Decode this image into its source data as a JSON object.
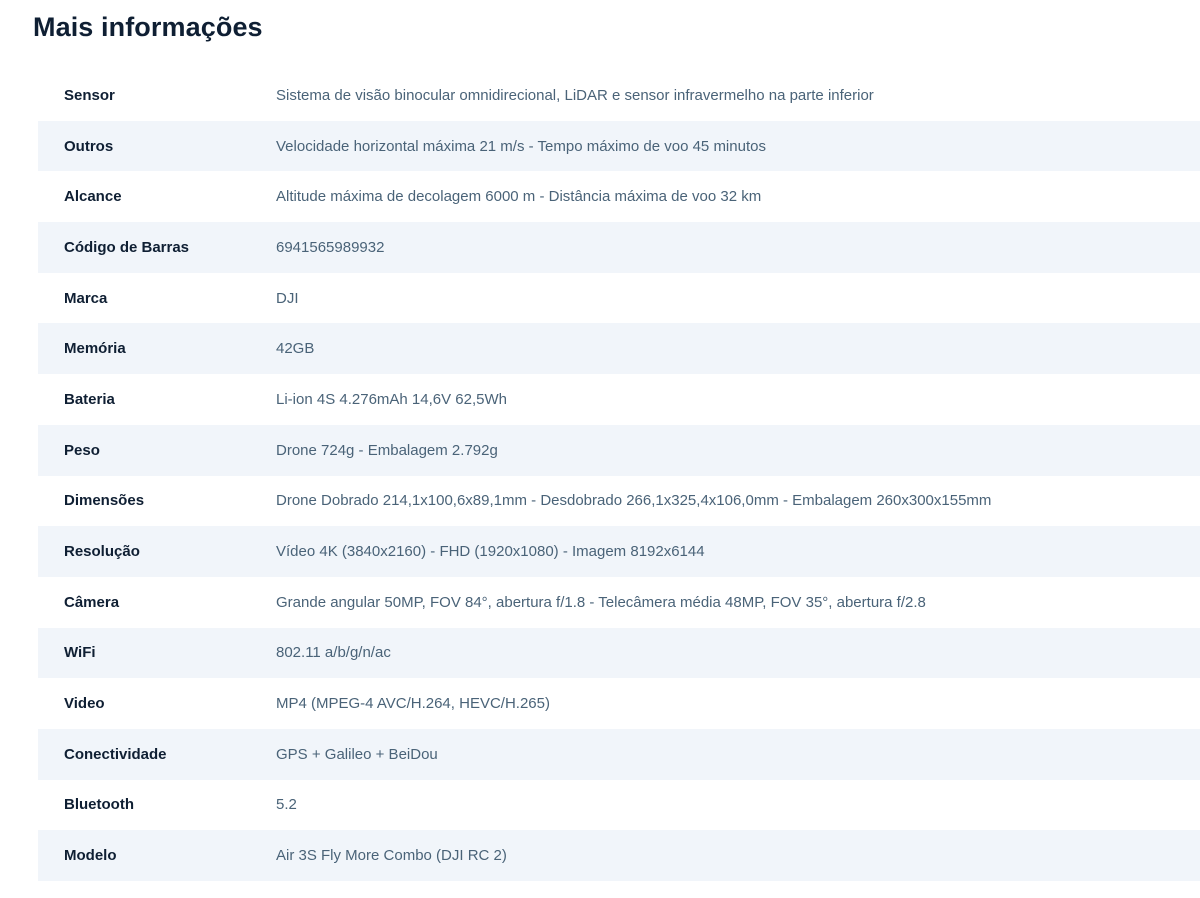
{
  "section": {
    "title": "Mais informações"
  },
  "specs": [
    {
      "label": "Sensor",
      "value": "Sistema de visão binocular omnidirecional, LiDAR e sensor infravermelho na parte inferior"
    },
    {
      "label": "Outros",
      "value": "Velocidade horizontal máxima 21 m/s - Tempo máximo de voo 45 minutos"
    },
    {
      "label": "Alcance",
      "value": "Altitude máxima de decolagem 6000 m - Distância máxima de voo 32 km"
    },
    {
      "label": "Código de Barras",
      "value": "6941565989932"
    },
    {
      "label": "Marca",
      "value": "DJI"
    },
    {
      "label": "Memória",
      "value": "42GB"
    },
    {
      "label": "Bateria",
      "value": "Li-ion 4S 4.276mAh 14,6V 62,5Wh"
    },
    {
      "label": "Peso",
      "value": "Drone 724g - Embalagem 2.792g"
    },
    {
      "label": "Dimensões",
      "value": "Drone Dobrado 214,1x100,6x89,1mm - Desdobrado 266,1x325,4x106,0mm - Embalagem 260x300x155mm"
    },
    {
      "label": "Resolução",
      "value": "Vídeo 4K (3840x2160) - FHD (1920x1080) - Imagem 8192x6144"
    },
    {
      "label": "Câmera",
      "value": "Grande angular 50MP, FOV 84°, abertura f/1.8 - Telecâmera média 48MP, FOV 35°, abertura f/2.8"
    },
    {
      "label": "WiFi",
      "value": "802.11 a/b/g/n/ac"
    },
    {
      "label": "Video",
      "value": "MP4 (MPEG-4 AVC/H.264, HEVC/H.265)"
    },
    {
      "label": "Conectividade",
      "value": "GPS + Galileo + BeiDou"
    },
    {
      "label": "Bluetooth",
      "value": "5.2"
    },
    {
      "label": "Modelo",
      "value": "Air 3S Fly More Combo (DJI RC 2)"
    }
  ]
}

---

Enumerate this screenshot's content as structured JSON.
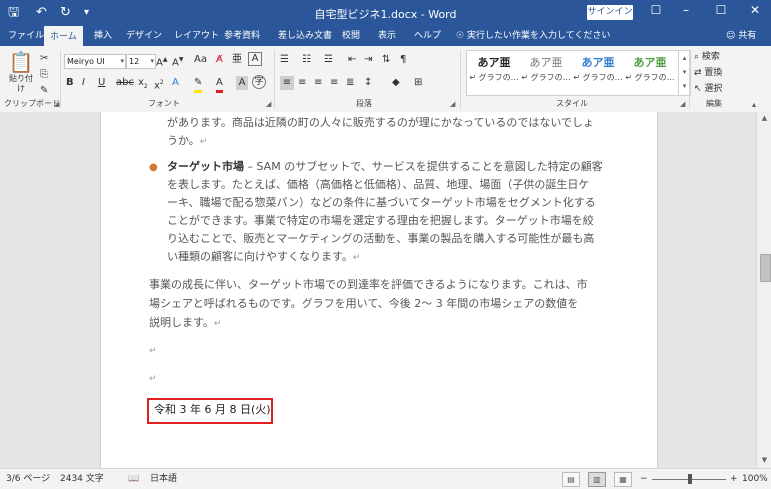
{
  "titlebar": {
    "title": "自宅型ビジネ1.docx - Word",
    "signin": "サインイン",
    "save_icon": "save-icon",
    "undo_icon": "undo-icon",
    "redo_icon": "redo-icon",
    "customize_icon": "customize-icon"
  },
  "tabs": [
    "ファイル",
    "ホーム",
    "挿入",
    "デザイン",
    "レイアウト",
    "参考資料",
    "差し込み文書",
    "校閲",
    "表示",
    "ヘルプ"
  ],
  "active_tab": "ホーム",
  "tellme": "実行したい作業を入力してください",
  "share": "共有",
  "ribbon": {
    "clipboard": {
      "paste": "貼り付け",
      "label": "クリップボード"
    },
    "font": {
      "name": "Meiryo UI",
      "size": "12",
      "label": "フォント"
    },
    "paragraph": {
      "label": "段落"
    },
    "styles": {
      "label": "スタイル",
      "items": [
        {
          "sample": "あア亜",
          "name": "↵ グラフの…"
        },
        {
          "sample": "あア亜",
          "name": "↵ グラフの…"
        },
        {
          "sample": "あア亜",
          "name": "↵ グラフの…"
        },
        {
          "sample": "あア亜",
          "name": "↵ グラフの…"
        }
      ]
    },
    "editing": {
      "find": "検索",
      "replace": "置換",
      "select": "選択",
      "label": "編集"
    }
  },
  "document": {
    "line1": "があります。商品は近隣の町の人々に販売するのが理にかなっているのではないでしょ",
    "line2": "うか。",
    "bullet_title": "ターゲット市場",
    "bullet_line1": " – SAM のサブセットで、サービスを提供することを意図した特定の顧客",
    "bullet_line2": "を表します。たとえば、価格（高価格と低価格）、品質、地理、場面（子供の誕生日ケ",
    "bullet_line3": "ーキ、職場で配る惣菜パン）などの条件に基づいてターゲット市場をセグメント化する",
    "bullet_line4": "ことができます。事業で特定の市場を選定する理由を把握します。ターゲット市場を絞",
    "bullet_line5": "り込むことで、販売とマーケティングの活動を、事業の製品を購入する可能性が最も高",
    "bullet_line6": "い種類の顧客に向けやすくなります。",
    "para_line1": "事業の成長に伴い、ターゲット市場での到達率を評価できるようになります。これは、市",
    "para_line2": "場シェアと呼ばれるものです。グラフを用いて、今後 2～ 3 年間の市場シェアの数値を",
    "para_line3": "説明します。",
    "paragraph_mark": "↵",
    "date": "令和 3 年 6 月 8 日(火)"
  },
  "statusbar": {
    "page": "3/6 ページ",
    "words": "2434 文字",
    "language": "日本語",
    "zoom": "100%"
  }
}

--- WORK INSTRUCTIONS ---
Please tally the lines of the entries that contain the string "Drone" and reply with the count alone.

--- EXERCISE SOLUTION ---
2